Beyond that, the players simply have to get better. It's assumed that pro athletes will improve year by year, but that's not necessarily true.
The Jazz need to keep Hayward, but he can't remain the same guy. His shooting must improve, as a result of some combination of a better offensive system and his own efforts. Burks has a knack of getting to the basket, but finishing is a big issue. If he becomes a consistent outside shooter, his driving ability will be enhanced.
Enes Kanter also must extend his shooting range. That would make him more effective in tandem with Favors, who still needs to develop a go-to move inside and counters to adjust for how teams defend him.

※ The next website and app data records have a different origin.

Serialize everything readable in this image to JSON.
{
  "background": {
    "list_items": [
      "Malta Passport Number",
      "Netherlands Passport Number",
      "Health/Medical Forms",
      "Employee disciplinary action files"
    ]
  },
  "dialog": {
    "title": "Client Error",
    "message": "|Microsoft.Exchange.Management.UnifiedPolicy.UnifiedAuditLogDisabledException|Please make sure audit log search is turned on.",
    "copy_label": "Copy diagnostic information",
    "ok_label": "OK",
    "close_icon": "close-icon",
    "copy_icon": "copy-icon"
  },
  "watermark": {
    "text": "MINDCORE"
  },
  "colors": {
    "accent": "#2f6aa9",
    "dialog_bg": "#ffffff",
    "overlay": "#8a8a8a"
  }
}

Trey Burke proved to be a shrewd pick by Lindsey, who moved up to draft him, but he has to average a lot more than 5.7 assists by creating more opportunities for his teammates. Rudy Gobert needs offensive development to become a rotation player.
Like the Celtics, the Jazz will have a slightly revamped roster in 2014-15. The issue is how much better their record will be. Lindsey, the new coach and the rookies all hold responsibility for the team's improvement. So do the returning players.
The Jazz and Boston Celtics not only posted but the same records in 2013-14, but they're similarly positioned for the June 26 NBA Draft and future drafts.
Subject Jazz Celtics
Executive Dennis Lindsey Danny Ainge
Coach TBA Brad Stevens
Record 25-57 25-57
Last 19 3-16 3-16
'14 picks No. 5 and 23 Nos. 6 and 17
Future extra picks 2017 2015, '16, '18